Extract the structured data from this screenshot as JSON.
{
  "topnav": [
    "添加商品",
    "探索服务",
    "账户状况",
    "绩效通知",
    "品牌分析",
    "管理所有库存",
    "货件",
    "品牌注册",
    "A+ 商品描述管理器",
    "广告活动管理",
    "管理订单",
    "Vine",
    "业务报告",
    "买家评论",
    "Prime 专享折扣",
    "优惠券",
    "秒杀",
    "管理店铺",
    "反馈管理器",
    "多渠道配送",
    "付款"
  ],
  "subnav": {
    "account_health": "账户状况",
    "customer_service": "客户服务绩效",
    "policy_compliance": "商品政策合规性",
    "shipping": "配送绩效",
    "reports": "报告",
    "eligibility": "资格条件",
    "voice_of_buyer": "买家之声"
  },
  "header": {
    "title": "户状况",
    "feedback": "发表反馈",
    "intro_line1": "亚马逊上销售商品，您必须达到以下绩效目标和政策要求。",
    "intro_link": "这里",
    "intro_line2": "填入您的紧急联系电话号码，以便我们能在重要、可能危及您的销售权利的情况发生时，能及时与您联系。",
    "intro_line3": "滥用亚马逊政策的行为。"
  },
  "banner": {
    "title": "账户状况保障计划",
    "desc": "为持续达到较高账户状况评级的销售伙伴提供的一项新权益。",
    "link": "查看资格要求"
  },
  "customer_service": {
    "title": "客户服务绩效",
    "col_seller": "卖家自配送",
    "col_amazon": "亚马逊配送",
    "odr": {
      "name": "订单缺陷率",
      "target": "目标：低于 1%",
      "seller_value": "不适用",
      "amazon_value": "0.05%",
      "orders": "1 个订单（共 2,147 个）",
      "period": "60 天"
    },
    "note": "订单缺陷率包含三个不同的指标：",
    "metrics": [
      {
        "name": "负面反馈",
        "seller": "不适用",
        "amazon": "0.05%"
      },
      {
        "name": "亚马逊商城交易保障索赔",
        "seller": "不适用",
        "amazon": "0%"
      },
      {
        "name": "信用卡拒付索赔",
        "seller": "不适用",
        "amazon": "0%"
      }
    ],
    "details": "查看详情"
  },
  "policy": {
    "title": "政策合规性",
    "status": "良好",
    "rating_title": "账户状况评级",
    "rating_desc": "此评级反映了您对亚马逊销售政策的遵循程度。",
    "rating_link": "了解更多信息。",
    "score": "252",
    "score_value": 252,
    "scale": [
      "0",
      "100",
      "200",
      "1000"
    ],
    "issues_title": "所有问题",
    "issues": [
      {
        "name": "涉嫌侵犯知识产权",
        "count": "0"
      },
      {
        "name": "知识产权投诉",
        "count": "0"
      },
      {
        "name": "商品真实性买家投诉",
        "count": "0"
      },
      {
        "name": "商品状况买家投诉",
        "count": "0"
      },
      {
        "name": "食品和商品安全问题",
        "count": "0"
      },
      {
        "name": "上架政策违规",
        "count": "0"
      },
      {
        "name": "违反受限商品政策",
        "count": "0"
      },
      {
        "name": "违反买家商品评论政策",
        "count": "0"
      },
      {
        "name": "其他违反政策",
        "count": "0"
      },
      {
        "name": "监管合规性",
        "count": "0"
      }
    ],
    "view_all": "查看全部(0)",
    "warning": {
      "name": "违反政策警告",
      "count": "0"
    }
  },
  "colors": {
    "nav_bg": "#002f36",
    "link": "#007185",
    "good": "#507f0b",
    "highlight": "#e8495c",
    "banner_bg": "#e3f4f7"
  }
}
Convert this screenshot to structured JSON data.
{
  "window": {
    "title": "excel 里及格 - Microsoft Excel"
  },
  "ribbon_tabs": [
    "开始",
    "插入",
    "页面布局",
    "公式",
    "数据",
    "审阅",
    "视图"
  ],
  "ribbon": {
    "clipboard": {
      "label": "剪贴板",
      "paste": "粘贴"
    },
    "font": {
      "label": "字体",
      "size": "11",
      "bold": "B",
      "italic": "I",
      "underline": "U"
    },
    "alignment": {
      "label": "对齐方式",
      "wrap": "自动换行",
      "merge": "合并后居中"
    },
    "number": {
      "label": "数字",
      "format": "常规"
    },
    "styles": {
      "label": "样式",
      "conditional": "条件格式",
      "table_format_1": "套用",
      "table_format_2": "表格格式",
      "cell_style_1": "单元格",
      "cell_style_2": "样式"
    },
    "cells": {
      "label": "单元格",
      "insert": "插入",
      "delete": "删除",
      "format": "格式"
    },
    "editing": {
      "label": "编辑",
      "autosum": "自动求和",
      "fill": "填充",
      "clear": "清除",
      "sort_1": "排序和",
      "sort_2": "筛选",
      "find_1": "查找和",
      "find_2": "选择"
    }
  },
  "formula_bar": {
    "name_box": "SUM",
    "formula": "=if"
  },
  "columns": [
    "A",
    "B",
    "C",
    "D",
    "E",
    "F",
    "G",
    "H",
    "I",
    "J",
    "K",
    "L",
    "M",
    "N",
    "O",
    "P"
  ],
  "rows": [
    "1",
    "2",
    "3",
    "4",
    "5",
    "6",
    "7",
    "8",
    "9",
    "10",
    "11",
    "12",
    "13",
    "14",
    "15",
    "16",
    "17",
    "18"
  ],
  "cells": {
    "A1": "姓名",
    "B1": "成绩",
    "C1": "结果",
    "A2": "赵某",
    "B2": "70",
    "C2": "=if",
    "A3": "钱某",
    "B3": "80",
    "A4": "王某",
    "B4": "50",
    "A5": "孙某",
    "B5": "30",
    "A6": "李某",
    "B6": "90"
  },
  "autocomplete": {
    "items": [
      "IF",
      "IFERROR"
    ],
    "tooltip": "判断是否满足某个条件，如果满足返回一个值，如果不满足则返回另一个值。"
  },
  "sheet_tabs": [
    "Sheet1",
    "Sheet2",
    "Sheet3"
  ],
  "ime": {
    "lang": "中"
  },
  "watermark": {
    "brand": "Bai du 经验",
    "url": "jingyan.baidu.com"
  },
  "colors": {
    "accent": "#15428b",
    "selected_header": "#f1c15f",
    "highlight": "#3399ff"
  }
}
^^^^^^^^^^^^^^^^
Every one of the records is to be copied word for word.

Extract the structured data from this screenshot as JSON.
{
  "topnav": [
    "添加商品",
    "探索服务",
    "账户状况",
    "绩效通知",
    "品牌分析",
    "管理所有库存",
    "货件",
    "品牌注册",
    "A+ 商品描述管理器",
    "广告活动管理",
    "管理订单",
    "Vine",
    "业务报告",
    "买家评论",
    "Prime 专享折扣",
    "优惠券",
    "秒杀",
    "管理店铺",
    "反馈管理器",
    "多渠道配送",
    "付款"
  ],
  "subnav": {
    "account_health": "账户状况",
    "customer_service": "客户服务绩效",
    "policy_compliance": "商品政策合规性",
    "shipping": "配送绩效",
    "reports": "报告",
    "eligibility": "资格条件",
    "voice_of_buyer": "买家之声"
  },
  "header": {
    "title": "户状况",
    "feedback": "发表反馈",
    "intro_line1": "亚马逊上销售商品，您必须达到以下绩效目标和政策要求。",
    "intro_link": "这里",
    "intro_line2": "填入您的紧急联系电话号码，以便我们能在重要、可能危及您的销售权利的情况发生时，能及时与您联系。",
    "intro_line3": "滥用亚马逊政策的行为。"
  },
  "banner": {
    "title": "账户状况保障计划",
    "desc": "为持续达到较高账户状况评级的销售伙伴提供的一项新权益。",
    "link": "查看资格要求"
  },
  "customer_service": {
    "title": "客户服务绩效",
    "col_seller": "卖家自配送",
    "col_amazon": "亚马逊配送",
    "odr": {
      "name": "订单缺陷率",
      "target": "目标：低于 1%",
      "seller_value": "不适用",
      "amazon_value": "0.05%",
      "orders": "1 个订单（共 2,147 个）",
      "period": "60 天"
    },
    "note": "订单缺陷率包含三个不同的指标：",
    "metrics": [
      {
        "name": "负面反馈",
        "seller": "不适用",
        "amazon": "0.05%"
      },
      {
        "name": "亚马逊商城交易保障索赔",
        "seller": "不适用",
        "amazon": "0%"
      },
      {
        "name": "信用卡拒付索赔",
        "seller": "不适用",
        "amazon": "0%"
      }
    ],
    "details": "查看详情"
  },
  "policy": {
    "title": "政策合规性",
    "status": "良好",
    "rating_title": "账户状况评级",
    "rating_desc": "此评级反映了您对亚马逊销售政策的遵循程度。",
    "rating_link": "了解更多信息。",
    "score": "252",
    "score_value": 252,
    "scale": [
      "0",
      "100",
      "200",
      "1000"
    ],
    "issues_title": "所有问题",
    "issues": [
      {
        "name": "涉嫌侵犯知识产权",
        "count": "0"
      },
      {
        "name": "知识产权投诉",
        "count": "0"
      },
      {
        "name": "商品真实性买家投诉",
        "count": "0"
      },
      {
        "name": "商品状况买家投诉",
        "count": "0"
      },
      {
        "name": "食品和商品安全问题",
        "count": "0"
      },
      {
        "name": "上架政策违规",
        "count": "0"
      },
      {
        "name": "违反受限商品政策",
        "count": "0"
      },
      {
        "name": "违反买家商品评论政策",
        "count": "0"
      },
      {
        "name": "其他违反政策",
        "count": "0"
      },
      {
        "name": "监管合规性",
        "count": "0"
      }
    ],
    "view_all": "查看全部(0)",
    "warning": {
      "name": "违反政策警告",
      "count": "0"
    }
  },
  "colors": {
    "nav_bg": "#002f36",
    "link": "#007185",
    "good": "#507f0b",
    "highlight": "#e8495c",
    "banner_bg": "#e3f4f7"
  }
}
Convert this screenshot to structured JSON data.
{
  "window": {
    "title": "excel 里及格 - Microsoft Excel"
  },
  "ribbon_tabs": [
    "开始",
    "插入",
    "页面布局",
    "公式",
    "数据",
    "审阅",
    "视图"
  ],
  "ribbon": {
    "clipboard": {
      "label": "剪贴板",
      "paste": "粘贴"
    },
    "font": {
      "label": "字体",
      "size": "11",
      "bold": "B",
      "italic": "I",
      "underline": "U"
    },
    "alignment": {
      "label": "对齐方式",
      "wrap": "自动换行",
      "merge": "合并后居中"
    },
    "number": {
      "label": "数字",
      "format": "常规"
    },
    "styles": {
      "label": "样式",
      "conditional": "条件格式",
      "table_format_1": "套用",
      "table_format_2": "表格格式",
      "cell_style_1": "单元格",
      "cell_style_2": "样式"
    },
    "cells": {
      "label": "单元格",
      "insert": "插入",
      "delete": "删除",
      "format": "格式"
    },
    "editing": {
      "label": "编辑",
      "autosum": "自动求和",
      "fill": "填充",
      "clear": "清除",
      "sort_1": "排序和",
      "sort_2": "筛选",
      "find_1": "查找和",
      "find_2": "选择"
    }
  },
  "formula_bar": {
    "name_box": "SUM",
    "formula": "=if"
  },
  "columns": [
    "A",
    "B",
    "C",
    "D",
    "E",
    "F",
    "G",
    "H",
    "I",
    "J",
    "K",
    "L",
    "M",
    "N",
    "O",
    "P"
  ],
  "rows": [
    "1",
    "2",
    "3",
    "4",
    "5",
    "6",
    "7",
    "8",
    "9",
    "10",
    "11",
    "12",
    "13",
    "14",
    "15",
    "16",
    "17",
    "18"
  ],
  "cells": {
    "A1": "姓名",
    "B1": "成绩",
    "C1": "结果",
    "A2": "赵某",
    "B2": "70",
    "C2": "=if",
    "A3": "钱某",
    "B3": "80",
    "A4": "王某",
    "B4": "50",
    "A5": "孙某",
    "B5": "30",
    "A6": "李某",
    "B6": "90"
  },
  "autocomplete": {
    "items": [
      "IF",
      "IFERROR"
    ],
    "tooltip": "判断是否满足某个条件，如果满足返回一个值，如果不满足则返回另一个值。"
  },
  "sheet_tabs": [
    "Sheet1",
    "Sheet2",
    "Sheet3"
  ],
  "ime": {
    "lang": "中"
  },
  "watermark": {
    "brand": "Bai du 经验",
    "url": "jingyan.baidu.com"
  },
  "colors": {
    "accent": "#15428b",
    "selected_header": "#f1c15f",
    "highlight": "#3399ff"
  }
}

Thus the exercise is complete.